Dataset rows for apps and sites
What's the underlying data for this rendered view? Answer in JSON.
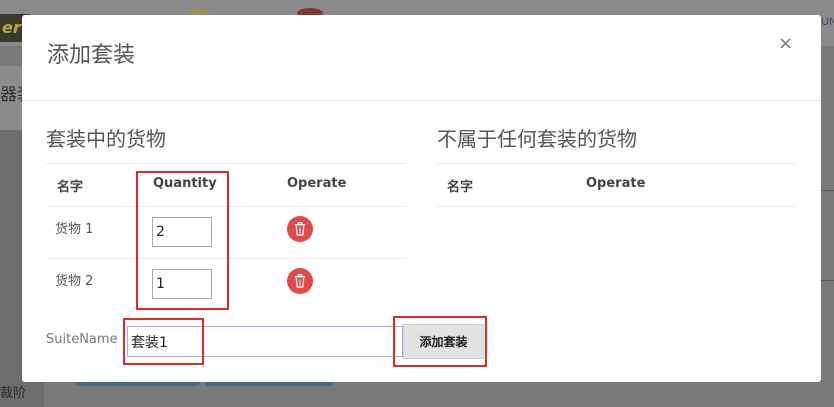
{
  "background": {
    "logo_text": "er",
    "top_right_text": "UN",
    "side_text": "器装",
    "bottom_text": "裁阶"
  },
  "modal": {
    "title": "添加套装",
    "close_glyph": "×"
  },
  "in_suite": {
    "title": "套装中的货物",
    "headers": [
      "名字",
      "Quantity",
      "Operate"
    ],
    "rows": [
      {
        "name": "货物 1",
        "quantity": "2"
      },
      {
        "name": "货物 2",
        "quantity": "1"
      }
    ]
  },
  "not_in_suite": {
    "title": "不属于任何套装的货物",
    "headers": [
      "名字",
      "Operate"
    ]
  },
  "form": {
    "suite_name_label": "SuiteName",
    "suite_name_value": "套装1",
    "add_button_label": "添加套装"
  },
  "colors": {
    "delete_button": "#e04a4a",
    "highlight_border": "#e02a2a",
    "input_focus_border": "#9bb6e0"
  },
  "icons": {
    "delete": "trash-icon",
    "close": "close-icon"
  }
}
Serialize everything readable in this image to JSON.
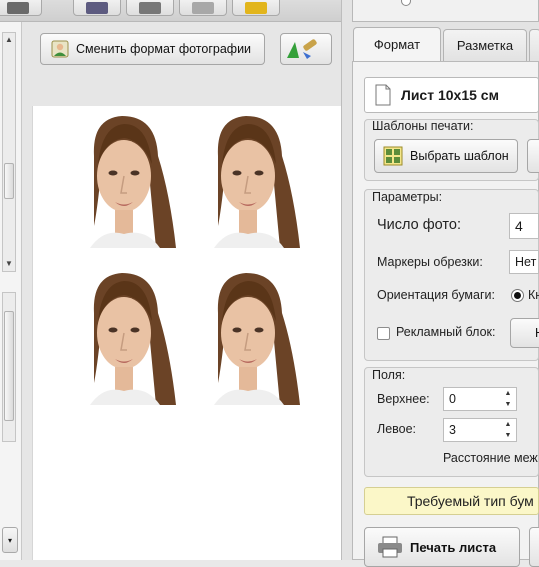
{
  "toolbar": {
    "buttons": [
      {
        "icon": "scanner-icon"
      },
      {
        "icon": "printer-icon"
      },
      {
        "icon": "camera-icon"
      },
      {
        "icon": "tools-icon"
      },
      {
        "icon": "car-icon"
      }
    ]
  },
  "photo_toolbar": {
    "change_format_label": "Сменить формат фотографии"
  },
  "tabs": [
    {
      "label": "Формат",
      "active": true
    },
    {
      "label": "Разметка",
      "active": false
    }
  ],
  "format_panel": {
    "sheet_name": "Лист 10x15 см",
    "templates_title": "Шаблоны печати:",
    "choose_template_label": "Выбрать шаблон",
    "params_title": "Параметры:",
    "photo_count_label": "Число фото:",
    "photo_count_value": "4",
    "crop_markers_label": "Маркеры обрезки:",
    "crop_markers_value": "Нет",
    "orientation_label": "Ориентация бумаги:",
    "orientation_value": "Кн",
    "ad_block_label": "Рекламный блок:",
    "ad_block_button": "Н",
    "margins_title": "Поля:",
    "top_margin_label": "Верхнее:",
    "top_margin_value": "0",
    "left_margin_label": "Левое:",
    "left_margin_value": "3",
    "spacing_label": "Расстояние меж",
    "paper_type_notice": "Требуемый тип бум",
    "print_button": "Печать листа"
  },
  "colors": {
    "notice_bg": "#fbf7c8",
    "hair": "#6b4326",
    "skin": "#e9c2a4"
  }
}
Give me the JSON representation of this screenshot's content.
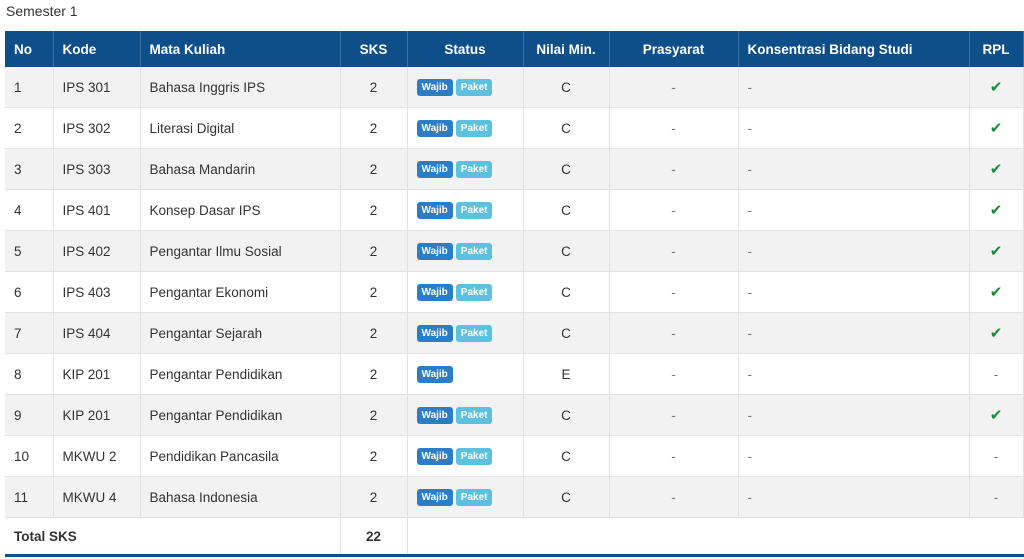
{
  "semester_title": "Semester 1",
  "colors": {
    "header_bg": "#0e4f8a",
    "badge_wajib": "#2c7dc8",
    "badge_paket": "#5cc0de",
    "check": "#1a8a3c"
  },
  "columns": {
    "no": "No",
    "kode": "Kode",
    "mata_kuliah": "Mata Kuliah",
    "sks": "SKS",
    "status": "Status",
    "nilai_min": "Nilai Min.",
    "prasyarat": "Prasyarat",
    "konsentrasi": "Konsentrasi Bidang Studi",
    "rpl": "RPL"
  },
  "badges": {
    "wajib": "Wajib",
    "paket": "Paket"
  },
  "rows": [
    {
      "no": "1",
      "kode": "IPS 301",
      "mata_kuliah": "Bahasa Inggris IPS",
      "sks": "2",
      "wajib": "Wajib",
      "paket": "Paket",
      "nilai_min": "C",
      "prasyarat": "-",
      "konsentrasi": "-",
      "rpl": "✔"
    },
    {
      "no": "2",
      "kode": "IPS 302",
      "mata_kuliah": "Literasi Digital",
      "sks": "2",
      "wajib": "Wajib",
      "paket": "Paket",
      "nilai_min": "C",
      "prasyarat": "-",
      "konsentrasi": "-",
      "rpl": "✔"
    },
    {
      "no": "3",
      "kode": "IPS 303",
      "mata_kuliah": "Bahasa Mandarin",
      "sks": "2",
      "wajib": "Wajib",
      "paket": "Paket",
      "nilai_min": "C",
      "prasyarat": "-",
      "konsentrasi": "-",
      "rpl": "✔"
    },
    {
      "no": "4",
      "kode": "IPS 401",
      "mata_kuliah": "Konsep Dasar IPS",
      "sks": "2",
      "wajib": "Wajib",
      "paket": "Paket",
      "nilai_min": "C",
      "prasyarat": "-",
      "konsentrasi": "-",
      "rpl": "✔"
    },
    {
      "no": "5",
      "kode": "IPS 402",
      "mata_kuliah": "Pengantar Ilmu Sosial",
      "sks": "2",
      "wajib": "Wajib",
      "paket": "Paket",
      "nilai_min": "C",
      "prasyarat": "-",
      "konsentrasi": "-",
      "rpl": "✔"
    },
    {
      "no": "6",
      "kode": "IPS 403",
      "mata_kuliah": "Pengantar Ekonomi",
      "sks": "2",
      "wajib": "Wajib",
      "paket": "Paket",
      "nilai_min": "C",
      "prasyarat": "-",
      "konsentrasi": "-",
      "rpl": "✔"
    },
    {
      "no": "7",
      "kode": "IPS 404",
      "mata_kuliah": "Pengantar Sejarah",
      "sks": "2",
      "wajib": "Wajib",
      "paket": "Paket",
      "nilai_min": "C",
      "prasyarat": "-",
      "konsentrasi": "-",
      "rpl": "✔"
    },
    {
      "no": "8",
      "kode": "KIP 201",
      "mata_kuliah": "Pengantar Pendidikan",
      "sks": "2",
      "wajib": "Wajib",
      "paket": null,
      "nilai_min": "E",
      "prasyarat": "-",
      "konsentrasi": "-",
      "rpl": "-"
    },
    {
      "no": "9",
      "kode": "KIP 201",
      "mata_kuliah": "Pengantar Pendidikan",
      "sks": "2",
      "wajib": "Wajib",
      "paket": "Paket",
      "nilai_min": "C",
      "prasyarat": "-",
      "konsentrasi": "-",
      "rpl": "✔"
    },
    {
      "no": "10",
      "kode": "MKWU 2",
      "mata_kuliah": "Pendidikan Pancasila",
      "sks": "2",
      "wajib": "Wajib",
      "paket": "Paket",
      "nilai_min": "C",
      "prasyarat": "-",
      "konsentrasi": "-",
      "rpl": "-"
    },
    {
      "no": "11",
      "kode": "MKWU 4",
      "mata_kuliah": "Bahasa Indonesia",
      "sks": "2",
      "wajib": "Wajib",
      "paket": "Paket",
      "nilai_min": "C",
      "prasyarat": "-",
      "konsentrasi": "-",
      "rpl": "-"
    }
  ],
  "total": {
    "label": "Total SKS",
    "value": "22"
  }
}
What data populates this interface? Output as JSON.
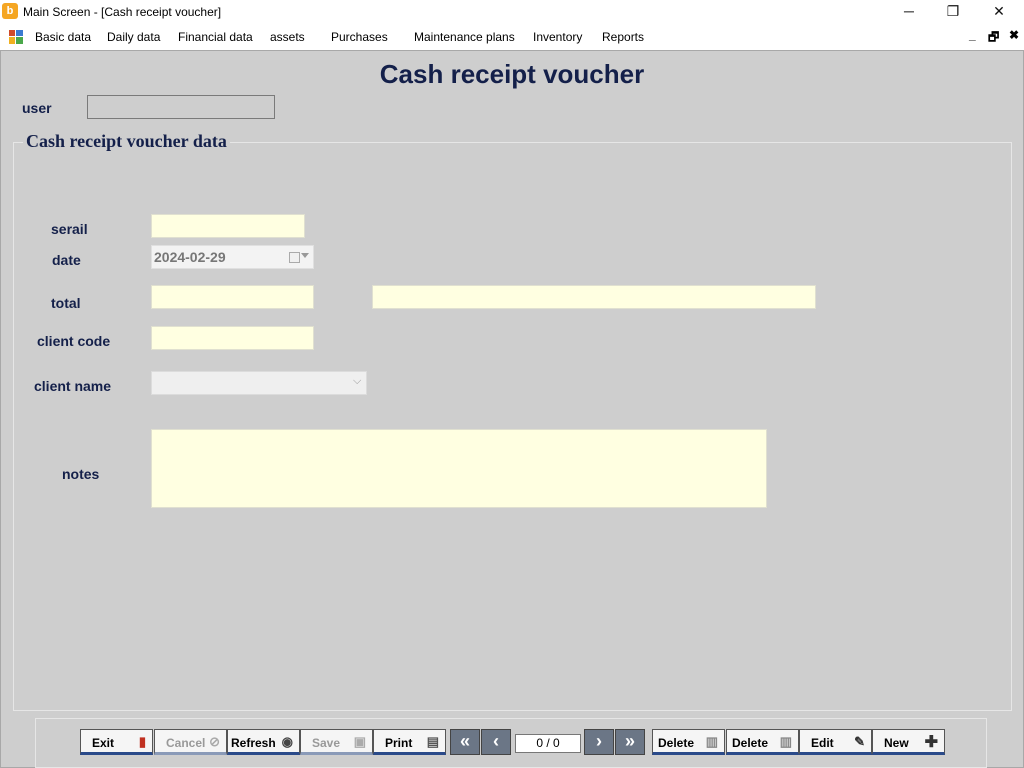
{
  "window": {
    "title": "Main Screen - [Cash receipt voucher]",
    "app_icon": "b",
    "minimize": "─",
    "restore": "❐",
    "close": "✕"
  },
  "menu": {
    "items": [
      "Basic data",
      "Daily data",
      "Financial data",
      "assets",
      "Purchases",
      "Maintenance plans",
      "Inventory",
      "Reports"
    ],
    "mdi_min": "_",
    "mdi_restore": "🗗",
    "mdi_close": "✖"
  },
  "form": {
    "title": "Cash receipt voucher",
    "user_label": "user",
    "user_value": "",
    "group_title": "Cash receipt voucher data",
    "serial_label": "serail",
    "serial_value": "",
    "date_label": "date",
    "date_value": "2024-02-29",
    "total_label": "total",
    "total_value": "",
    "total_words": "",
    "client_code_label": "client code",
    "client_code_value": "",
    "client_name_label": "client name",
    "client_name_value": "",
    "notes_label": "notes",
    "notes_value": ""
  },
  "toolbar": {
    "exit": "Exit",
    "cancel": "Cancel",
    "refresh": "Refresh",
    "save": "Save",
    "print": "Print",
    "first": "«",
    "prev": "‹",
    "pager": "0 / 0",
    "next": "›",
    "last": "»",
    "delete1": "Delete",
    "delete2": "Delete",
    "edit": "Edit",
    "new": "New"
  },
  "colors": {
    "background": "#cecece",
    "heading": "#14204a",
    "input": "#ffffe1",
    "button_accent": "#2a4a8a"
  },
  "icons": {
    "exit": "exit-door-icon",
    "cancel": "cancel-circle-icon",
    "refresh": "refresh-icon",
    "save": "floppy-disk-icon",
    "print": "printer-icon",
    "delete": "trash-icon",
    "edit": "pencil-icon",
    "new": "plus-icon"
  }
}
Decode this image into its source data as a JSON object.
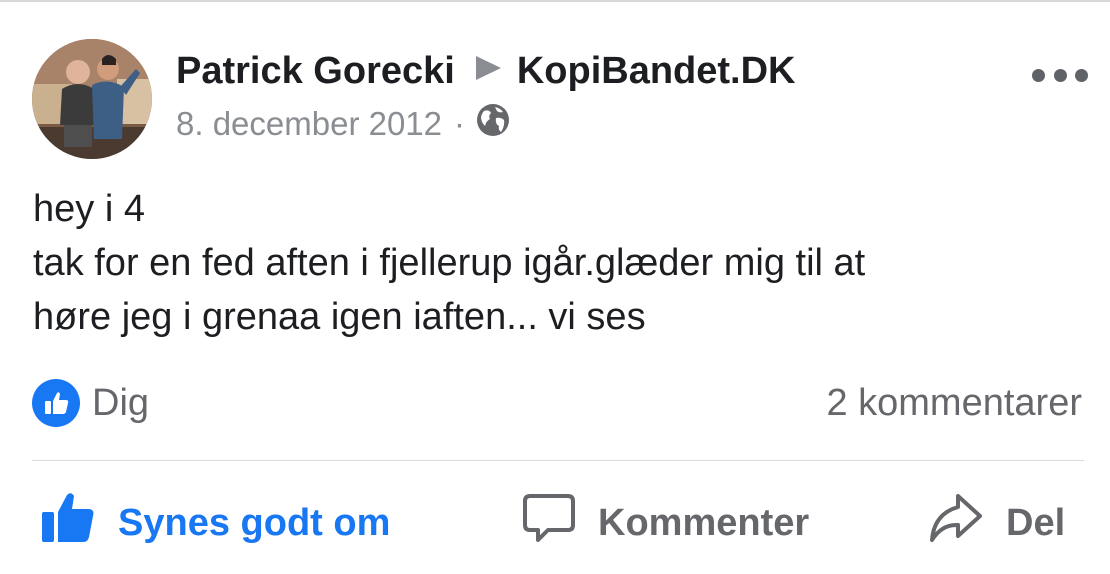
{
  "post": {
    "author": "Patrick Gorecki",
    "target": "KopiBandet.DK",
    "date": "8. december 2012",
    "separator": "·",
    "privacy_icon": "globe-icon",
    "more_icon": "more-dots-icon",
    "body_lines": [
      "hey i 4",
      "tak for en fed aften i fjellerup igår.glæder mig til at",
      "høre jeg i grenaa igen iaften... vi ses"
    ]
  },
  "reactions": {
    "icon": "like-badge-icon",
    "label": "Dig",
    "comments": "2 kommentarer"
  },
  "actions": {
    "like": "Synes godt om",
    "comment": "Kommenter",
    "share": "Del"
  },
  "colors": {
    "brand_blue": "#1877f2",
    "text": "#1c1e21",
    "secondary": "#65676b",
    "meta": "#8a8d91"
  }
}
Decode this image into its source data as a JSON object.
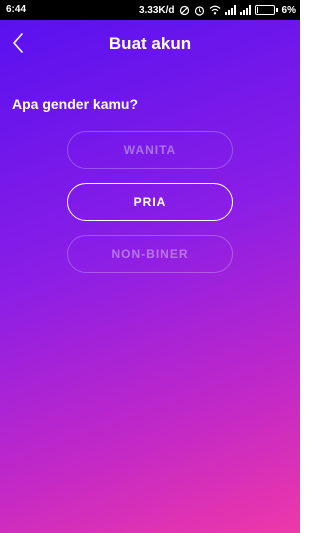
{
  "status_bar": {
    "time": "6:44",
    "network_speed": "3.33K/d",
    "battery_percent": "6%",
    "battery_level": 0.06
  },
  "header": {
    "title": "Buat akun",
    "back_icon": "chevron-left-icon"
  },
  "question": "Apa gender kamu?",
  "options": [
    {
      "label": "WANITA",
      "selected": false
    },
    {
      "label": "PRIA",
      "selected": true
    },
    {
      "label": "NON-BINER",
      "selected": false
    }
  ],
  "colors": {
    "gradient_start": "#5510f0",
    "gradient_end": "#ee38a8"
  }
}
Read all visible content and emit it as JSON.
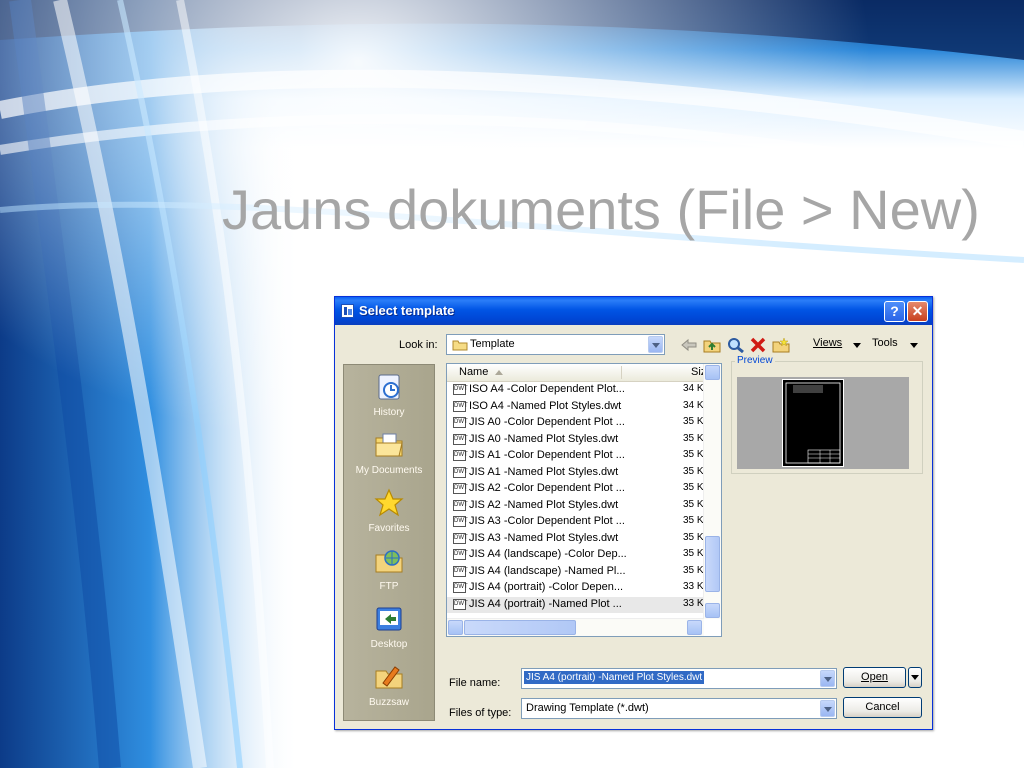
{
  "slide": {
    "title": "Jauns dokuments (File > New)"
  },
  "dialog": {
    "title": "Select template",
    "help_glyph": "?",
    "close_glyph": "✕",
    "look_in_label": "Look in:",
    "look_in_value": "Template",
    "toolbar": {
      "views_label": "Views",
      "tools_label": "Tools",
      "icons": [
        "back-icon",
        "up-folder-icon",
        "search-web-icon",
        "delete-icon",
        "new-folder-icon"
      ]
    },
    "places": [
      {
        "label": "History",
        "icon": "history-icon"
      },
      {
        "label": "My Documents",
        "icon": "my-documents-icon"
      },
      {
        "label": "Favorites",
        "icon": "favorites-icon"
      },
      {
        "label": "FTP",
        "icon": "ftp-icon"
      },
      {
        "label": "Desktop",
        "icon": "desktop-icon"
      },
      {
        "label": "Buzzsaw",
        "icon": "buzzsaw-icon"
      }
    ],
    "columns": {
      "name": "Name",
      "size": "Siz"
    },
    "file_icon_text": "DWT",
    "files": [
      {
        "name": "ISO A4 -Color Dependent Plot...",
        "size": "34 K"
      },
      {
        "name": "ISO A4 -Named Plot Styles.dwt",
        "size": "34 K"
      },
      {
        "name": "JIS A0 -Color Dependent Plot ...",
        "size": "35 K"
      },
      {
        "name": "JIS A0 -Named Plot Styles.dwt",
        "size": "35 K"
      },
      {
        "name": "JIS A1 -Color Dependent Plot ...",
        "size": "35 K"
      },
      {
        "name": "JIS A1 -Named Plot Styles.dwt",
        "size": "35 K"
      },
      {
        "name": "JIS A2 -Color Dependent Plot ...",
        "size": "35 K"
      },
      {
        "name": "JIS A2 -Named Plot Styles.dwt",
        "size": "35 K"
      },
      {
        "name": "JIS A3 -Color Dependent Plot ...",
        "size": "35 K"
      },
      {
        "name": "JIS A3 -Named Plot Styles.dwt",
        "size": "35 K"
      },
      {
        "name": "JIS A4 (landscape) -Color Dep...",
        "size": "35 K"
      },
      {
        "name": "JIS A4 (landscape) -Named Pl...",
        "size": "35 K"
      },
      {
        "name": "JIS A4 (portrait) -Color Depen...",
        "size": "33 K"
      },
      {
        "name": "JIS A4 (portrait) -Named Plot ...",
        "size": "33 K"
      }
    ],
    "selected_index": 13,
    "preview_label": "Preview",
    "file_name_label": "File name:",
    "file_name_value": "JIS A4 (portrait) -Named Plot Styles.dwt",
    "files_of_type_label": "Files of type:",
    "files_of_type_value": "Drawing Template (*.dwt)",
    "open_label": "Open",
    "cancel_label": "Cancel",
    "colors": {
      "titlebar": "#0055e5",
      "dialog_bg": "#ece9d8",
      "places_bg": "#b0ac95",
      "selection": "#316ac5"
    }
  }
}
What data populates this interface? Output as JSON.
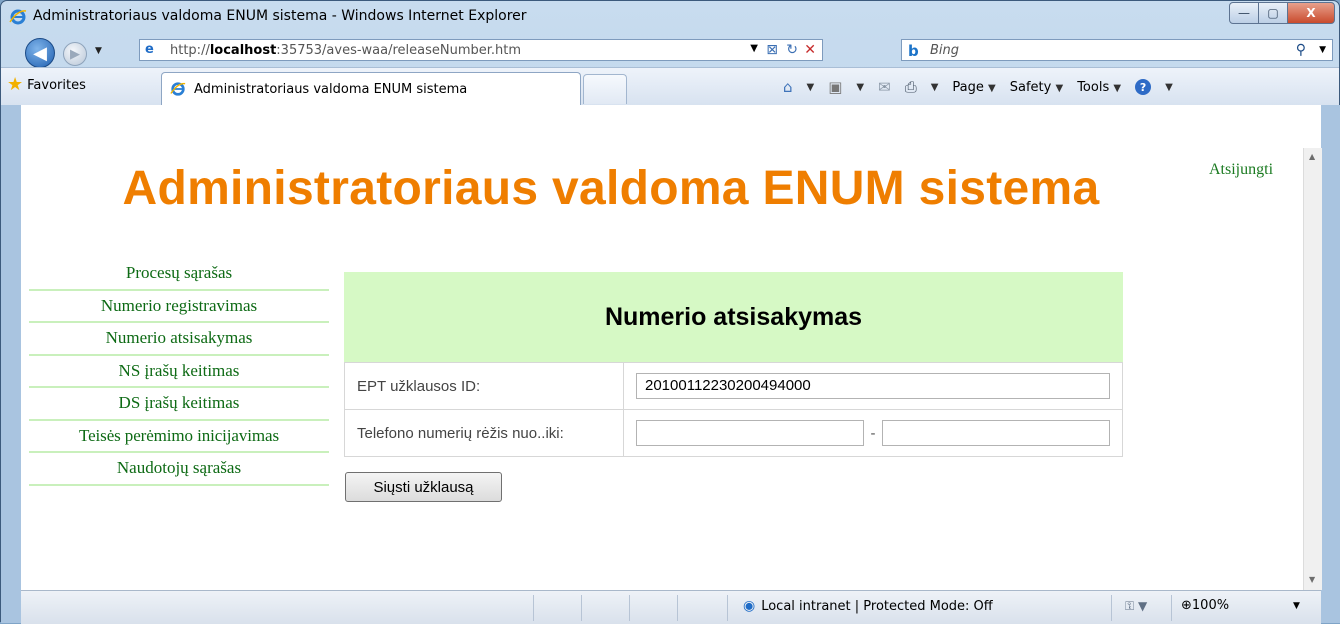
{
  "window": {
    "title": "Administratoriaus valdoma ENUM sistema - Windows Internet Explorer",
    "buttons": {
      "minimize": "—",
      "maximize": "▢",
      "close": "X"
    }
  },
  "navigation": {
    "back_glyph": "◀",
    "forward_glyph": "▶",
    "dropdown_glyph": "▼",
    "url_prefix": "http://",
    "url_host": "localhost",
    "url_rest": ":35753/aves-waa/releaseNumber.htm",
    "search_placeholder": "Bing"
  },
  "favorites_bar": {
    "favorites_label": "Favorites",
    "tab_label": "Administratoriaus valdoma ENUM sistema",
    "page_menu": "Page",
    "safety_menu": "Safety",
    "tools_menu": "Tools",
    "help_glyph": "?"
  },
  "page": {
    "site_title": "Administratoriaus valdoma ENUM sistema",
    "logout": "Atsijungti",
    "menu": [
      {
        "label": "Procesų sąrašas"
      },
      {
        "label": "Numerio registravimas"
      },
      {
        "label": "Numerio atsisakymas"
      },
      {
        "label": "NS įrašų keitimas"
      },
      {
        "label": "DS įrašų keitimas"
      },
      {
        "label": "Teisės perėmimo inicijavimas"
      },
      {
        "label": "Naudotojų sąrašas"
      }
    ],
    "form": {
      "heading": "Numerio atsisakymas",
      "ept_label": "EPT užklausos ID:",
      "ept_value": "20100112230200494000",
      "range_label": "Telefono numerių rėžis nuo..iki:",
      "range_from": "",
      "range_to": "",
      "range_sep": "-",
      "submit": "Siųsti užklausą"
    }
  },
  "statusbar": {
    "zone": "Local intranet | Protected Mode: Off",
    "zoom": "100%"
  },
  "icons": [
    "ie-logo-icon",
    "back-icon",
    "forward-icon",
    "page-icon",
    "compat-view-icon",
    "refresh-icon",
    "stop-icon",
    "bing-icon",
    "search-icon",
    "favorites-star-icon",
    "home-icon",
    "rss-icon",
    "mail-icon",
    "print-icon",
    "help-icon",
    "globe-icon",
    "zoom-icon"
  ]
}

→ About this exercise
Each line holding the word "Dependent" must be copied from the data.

→ Exercise output
        "name": "ISO A4 -Color Dependent Plot...",
        "name": "JIS A0 -Color Dependent Plot ...",
        "name": "JIS A1 -Color Dependent Plot ...",
        "name": "JIS A2 -Color Dependent Plot ...",
        "name": "JIS A3 -Color Dependent Plot ...",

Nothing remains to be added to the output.